Using the data below, copy every line that contains the word "CloudWatch".

EXTRACTED ENTRIES
▼▼▼
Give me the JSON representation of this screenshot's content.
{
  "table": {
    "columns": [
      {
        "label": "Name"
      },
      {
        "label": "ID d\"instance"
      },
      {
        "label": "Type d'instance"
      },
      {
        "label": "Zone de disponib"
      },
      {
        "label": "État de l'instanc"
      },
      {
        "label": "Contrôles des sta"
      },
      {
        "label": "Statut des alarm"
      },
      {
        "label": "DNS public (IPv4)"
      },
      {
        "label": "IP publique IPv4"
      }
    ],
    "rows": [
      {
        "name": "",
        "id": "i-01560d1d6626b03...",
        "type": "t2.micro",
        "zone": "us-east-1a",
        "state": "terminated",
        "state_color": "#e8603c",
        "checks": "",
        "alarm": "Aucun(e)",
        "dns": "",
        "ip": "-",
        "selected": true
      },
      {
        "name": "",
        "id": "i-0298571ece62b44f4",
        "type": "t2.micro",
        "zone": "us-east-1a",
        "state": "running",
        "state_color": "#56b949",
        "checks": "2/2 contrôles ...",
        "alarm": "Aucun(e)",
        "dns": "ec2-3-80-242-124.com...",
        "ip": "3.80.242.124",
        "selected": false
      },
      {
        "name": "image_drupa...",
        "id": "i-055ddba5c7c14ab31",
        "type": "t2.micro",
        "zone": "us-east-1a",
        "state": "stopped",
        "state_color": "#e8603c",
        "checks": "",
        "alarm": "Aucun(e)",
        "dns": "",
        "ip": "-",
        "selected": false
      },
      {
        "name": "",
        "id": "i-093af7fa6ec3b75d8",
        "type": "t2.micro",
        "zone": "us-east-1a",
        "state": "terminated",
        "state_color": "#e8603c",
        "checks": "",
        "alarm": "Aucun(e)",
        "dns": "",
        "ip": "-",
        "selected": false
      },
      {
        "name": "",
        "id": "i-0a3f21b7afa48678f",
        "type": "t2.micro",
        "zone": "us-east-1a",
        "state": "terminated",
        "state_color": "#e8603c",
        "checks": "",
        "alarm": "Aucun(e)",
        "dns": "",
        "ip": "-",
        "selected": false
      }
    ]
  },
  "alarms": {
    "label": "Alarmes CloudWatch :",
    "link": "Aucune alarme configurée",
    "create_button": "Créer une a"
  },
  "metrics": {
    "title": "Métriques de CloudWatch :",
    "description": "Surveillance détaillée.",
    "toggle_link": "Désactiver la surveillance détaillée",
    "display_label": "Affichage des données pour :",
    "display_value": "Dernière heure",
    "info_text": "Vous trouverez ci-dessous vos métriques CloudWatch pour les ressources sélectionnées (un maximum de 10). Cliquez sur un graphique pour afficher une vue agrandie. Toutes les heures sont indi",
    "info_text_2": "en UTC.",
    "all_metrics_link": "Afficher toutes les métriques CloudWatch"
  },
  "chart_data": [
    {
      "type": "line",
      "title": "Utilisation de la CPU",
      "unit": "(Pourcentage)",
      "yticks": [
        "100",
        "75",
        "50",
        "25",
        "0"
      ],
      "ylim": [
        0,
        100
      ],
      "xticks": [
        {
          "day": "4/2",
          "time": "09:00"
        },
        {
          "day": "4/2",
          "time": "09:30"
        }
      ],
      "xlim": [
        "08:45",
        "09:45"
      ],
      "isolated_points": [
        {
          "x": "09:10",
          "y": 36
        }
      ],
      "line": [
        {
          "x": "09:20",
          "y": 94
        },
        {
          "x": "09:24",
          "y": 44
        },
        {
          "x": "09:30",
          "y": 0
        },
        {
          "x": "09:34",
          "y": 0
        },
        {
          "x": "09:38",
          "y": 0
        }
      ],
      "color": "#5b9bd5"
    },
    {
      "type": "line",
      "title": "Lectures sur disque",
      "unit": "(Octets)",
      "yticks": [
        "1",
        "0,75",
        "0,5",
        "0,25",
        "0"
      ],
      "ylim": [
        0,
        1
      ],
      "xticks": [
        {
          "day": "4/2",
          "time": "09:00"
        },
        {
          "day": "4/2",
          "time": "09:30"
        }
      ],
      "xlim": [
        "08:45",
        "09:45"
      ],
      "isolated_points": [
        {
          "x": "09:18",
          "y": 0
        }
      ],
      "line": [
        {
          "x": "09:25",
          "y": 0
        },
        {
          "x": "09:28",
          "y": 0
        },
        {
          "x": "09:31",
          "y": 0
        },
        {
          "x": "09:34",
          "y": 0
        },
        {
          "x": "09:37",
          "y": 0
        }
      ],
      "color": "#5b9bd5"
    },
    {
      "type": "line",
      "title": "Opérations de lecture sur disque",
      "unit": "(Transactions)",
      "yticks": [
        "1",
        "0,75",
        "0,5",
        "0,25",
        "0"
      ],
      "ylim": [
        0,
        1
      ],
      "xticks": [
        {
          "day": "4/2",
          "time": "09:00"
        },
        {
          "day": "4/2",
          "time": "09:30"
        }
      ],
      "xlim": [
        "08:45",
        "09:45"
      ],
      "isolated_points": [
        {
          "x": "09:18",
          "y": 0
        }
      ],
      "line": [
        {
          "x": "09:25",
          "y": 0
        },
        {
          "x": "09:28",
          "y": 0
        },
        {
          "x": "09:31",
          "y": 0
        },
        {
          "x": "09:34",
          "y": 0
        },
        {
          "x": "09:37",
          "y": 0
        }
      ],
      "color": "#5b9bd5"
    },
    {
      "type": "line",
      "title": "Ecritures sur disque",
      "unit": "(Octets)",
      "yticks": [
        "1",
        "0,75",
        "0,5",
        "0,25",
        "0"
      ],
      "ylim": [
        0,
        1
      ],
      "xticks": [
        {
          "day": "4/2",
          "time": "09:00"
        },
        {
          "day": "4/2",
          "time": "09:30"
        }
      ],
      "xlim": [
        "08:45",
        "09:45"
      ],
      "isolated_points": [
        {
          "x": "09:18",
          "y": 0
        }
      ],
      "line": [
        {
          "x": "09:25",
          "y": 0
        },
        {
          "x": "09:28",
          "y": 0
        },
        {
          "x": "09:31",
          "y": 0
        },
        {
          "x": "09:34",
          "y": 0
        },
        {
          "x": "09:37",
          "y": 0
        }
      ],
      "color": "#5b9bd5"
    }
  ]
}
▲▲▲
EXPECTED ANSWER
    "label": "Alarmes CloudWatch :",
    "title": "Métriques de CloudWatch :",
    "info_text": "Vous trouverez ci-dessous vos métriques CloudWatch pour les ressources sélectionnées (un maximum de 10). Cliquez sur un graphique pour afficher une vue agrandie. Toutes les heures sont indi",
    "all_metrics_link": "Afficher toutes les métriques CloudWatch"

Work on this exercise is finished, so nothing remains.